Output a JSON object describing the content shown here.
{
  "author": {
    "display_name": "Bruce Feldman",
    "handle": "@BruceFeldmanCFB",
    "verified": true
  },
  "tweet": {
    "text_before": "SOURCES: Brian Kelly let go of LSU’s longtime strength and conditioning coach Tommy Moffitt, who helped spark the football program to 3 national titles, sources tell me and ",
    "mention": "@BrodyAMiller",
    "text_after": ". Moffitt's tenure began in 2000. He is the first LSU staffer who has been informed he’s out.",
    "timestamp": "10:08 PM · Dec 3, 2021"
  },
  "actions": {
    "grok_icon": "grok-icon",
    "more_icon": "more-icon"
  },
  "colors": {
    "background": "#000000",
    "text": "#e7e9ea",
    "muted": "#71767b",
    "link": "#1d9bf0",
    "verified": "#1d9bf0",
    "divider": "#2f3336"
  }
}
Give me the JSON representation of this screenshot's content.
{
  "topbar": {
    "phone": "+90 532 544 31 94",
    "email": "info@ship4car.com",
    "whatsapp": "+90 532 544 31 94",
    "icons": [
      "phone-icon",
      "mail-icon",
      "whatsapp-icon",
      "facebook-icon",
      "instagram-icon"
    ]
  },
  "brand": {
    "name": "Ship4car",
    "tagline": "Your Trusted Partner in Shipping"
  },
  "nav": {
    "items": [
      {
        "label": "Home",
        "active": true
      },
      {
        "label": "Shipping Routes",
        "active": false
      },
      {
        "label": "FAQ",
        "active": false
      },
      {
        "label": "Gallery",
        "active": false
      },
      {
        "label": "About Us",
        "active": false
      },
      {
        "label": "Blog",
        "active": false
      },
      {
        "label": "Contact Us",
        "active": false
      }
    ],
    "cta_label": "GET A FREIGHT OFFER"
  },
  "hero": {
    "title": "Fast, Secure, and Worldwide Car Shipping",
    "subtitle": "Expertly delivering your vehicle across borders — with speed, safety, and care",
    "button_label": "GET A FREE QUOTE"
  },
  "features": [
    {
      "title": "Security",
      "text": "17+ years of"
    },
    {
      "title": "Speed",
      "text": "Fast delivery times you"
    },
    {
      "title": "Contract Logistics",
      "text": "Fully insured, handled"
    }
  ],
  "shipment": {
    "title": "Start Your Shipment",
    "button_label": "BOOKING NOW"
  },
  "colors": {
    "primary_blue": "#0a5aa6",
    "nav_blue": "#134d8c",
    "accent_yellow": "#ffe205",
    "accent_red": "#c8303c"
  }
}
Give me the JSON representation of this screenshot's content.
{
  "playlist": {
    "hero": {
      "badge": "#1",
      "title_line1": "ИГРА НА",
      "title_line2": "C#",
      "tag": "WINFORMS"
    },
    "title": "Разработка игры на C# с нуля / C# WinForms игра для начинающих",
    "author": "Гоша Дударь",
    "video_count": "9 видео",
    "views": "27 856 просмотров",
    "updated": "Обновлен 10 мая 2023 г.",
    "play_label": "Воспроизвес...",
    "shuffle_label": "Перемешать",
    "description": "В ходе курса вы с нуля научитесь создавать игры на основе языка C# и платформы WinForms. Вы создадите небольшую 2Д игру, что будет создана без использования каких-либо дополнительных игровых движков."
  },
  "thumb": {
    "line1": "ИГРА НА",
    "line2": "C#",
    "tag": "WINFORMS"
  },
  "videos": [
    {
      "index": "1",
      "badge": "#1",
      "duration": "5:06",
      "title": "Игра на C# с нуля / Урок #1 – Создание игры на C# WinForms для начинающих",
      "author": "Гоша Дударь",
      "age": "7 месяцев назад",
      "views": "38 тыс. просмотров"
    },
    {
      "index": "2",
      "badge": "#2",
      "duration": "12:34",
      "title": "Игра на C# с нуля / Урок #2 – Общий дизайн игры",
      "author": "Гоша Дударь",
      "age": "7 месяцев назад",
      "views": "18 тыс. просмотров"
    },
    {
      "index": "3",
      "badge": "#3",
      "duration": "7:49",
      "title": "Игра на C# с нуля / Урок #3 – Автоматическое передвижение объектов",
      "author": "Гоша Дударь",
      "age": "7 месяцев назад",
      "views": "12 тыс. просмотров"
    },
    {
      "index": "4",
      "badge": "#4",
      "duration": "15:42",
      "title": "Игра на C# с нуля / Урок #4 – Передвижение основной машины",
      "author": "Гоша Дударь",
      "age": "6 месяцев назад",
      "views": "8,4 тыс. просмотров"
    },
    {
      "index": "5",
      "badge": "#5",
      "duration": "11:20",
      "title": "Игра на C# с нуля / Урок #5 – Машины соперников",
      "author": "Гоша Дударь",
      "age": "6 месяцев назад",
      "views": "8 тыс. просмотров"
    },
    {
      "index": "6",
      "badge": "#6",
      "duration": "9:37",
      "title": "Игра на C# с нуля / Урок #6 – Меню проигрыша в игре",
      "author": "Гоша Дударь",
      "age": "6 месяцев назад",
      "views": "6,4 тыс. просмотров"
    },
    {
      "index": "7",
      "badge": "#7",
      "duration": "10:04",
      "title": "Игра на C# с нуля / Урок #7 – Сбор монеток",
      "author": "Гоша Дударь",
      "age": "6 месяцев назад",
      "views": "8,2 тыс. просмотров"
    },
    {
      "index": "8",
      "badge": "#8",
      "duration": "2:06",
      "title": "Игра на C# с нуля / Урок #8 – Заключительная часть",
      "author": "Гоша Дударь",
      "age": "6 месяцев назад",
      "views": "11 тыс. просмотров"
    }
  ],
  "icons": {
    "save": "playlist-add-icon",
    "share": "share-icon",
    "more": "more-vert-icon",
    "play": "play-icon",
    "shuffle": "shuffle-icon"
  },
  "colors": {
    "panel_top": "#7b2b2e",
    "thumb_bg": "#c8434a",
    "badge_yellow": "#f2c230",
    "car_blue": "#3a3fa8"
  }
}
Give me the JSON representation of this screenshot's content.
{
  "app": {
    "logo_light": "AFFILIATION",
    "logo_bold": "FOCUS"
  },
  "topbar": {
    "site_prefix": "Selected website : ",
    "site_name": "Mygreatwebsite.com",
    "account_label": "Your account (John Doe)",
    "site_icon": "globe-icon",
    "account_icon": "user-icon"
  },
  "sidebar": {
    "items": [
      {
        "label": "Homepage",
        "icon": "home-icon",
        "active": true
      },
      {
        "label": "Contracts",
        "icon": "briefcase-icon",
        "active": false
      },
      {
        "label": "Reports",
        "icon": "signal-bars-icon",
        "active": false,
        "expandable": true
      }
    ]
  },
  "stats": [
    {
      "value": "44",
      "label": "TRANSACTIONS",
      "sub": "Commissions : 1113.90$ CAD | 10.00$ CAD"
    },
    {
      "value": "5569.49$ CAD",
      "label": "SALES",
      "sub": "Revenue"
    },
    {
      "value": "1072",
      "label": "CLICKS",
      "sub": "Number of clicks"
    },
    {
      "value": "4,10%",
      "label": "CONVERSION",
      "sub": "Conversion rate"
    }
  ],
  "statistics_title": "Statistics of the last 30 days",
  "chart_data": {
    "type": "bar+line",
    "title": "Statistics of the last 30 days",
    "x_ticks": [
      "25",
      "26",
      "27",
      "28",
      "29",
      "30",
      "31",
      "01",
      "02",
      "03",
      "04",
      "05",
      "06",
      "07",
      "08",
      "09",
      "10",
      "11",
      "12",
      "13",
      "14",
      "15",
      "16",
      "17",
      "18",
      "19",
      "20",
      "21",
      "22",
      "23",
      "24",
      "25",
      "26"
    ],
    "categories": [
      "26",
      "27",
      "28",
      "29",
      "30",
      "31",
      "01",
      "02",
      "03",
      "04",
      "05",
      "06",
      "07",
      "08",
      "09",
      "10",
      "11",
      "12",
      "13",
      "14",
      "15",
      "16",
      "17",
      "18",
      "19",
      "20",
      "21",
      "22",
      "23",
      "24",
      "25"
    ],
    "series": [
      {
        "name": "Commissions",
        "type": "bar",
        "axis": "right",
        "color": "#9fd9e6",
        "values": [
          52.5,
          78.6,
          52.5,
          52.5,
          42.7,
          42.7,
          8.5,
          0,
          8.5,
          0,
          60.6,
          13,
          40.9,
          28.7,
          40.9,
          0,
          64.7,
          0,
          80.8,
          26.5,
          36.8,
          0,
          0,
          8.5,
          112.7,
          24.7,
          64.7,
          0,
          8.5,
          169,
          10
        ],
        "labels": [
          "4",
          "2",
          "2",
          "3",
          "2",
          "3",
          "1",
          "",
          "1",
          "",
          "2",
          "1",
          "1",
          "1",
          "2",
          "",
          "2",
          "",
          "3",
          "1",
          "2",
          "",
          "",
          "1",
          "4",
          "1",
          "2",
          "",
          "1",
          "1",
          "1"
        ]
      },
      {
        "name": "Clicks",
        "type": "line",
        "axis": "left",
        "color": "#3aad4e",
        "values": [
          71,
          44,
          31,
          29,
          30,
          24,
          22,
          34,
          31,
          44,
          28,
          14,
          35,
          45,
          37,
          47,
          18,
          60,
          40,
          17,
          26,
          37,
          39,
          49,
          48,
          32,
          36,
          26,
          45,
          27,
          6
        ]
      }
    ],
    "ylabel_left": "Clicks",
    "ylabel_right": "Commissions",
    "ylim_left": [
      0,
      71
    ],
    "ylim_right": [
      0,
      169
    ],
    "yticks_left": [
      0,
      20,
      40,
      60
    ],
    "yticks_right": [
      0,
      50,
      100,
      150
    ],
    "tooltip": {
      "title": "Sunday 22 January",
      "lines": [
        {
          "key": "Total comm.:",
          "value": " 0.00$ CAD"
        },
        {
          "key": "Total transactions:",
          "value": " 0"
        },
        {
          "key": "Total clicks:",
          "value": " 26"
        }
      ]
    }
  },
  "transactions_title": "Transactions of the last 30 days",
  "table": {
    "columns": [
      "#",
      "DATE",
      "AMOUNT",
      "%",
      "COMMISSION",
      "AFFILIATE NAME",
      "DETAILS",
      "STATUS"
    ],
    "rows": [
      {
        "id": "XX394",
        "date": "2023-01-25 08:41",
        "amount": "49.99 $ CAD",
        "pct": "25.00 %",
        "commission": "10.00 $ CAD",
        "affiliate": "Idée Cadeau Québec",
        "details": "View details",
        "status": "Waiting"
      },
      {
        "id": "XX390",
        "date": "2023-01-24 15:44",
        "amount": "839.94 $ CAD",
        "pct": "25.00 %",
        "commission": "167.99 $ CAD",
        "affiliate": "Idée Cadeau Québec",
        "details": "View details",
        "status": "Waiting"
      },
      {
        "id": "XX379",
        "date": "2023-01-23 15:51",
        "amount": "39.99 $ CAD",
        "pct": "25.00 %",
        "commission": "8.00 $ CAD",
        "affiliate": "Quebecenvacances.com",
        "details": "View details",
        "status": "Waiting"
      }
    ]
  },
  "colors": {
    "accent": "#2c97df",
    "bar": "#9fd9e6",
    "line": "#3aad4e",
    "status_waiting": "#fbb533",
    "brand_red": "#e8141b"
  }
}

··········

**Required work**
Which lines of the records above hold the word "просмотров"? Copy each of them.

**Answer section**
    "views": "27 856 просмотров",
      "views": "38 тыс. просмотров"
      "views": "18 тыс. просмотров"
      "views": "12 тыс. просмотров"
      "views": "8,4 тыс. просмотров"
      "views": "8 тыс. просмотров"
      "views": "6,4 тыс. просмотров"
      "views": "8,2 тыс. просмотров"
      "views": "11 тыс. просмотров"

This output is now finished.